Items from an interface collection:
________________
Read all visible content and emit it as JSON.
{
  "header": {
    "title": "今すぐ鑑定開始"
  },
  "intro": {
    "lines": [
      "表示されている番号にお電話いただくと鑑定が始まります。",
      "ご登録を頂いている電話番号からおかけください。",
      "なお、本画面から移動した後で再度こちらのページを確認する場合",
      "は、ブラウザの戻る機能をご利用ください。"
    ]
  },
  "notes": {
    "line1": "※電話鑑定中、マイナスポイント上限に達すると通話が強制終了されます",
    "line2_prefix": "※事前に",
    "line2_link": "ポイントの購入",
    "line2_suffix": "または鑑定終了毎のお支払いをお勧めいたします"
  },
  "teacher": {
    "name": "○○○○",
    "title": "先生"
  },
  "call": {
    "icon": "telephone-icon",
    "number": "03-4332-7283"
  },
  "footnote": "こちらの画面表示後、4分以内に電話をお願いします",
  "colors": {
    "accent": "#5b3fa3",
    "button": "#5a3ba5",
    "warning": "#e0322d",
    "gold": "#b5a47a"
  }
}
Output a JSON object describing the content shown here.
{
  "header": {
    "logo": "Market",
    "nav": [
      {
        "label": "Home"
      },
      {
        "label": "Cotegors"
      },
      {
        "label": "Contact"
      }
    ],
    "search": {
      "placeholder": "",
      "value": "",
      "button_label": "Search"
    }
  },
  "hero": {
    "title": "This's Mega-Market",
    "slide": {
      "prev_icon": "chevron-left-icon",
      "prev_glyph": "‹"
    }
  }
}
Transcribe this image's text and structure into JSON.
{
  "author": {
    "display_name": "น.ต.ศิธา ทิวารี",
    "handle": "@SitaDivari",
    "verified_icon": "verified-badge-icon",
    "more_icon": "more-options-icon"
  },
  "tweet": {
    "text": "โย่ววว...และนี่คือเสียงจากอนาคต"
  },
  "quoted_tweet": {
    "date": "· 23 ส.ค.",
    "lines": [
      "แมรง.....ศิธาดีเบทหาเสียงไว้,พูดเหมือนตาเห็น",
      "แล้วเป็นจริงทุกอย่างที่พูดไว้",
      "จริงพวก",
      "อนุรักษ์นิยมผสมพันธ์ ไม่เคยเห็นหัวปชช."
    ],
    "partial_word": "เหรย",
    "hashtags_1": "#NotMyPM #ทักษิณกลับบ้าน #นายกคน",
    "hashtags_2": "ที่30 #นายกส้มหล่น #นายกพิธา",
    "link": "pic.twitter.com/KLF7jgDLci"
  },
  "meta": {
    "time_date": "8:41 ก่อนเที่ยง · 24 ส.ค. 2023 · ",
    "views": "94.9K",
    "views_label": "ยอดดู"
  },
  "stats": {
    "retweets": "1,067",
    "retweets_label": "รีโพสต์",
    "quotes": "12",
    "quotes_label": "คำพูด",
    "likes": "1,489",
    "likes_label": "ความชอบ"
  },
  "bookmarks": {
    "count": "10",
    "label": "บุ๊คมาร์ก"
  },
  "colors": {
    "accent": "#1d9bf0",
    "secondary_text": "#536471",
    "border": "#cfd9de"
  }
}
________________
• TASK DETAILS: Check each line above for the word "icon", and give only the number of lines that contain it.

• WRITTEN REPLY: 4